The vertebrae are irregularly shaped bones which stack together to form the spinal column. The vertebrae are connected together by ligaments and muscles which control the degree of flexibility of the spine. The vertebrae are cushioned from each other by cartilage disks which act as shock absorbers to protect the vertebrae in the spine. The vertebrae may be separate (cervical, thoracic, and lumbar vertebrae), semi-articulated (as in some coccygeal vertebrae), or fused (as in the sacrum and coccyx). The typical vertebra has a body of solid bony material, which supports the weight of the spine, and an arch, which forms the vertebral foramen. It is the adjoining vertebral foramina which creates a canal down through the spinal column which houses and protects the spinal cord. The thoracic vertebrae feature facets to which the ribs attach, called costal facets (because of their relation to the ribs).
The sternum is a flat, blade-like bone located at the center of the chest. It serves as the anterior (forward) site of articulation for the ribs via cartilaginous connections, called costal cartilage. The pectoralis major also anchors to the sternum, giving the shoulder joint much of its strength during flexion of the arm. The sternum features two articulations in addition to its costal (rib) articulations. One of these, called the manubriosternal joint, is between the body (middle plate) of the sternum and the broader upper section, called the manubrium. The manubrium of the sternum articulates with the clavicles and the sternocleidomastoid, sternohyoid, and sternothyroid muscles connect here. The lower articulation is called the xiphisternal joint, and is between the body of the sternum and a small, teardrop-shaped bone called the xiphoid (pronounced "zy'-foid") process. The xiphoid process anchors the rectus abdominis, the transverse thoracic, and the diaphragm muscles, responsible for much of the muscular expansion and contraction of the abdomen.
The xiphoid (pronounced "zy'-foid") process is a teardrop-shaped bone which articulates with the body of the sternum at the xiphisternal joint. This process anchors the rectus abdominis, the transverse thoracic, and the diaphragm muscles, responsible for much of the muscular expansion and contraction of the abdomen.

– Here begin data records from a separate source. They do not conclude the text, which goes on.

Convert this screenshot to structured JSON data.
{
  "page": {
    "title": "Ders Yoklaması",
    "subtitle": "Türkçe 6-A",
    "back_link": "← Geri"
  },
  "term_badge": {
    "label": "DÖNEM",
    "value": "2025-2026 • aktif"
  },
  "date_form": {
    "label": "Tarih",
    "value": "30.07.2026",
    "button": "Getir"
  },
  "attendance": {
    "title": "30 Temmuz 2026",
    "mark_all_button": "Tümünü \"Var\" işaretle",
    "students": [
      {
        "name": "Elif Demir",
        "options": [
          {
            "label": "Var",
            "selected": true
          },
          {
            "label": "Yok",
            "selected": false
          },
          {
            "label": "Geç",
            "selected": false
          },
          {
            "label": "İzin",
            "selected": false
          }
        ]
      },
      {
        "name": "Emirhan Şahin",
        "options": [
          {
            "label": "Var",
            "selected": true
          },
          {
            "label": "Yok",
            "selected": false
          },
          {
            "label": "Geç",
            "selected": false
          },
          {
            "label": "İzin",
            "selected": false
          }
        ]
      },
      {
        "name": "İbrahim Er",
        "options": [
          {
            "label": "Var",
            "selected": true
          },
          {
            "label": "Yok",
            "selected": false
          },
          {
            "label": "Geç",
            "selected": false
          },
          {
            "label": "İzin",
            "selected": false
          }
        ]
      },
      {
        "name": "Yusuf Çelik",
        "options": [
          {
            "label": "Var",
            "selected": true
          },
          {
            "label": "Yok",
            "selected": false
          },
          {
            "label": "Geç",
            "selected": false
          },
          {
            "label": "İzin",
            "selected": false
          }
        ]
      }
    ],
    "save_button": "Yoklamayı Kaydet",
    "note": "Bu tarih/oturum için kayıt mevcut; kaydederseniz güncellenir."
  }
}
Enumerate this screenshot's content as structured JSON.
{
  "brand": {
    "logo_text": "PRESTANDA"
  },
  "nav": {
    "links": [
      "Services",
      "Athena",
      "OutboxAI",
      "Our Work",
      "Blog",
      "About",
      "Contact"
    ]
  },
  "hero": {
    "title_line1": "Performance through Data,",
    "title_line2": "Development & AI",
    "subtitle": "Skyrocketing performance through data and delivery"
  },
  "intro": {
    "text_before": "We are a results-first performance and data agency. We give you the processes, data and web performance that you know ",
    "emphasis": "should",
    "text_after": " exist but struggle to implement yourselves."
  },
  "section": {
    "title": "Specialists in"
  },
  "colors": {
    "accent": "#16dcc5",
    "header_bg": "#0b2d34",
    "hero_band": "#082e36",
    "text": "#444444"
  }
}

The manubrium of the sternum is the broad, disc-like, upper part of
the sternum. It articulates with the body of the sternum at the manubriosternal
joint. The manubrium of the sternum articulates with the clavicles
and the sternocleidomastoid, sternohyoid, and sternothyroid muscles connect
here. The top of the manubrium features the small jugular notch which
admits passage of
the jugular vein along the bone.
The jugular notch is located at the top of the manubrium of the sternum. This notch admits passage of the jugular vein along the bone.
The clavicle, or collarbone, is a long, slightly curving bone which forms the frontal (anterior) part of each shoulder (pectoral) girdle. Located just above the first rib on each side of the ribcage, clavicles attach to the sternum in the middle of the chest, and laterally to the acromion of the scapula (forming the acromioclavicular joint).
The scapula (shoulder blade) is a rougly triangular bone which, with the clavicle, forms the pectoral, or shoulder, girdle. The humerus, or upper arm bone, articulates with the scapula to form the shoulder joint. This articulation takes place at the glenoid cavity, located at the upper, lateral angle of the scapula. The posterior of the scapula features a laterally running spine ,which separates the posterior surface into two unequal areas. This spine continues laterally and projects in the coracoid process and the acromion (which articulates with the medial end of the clavicle). Both of these projections serve as sites of attachment for connective tissue, and the spine and acromion anchor the trapezius and deltoids, specifically. These connections give the pectoral girdle a high degree of both flexibility and strength.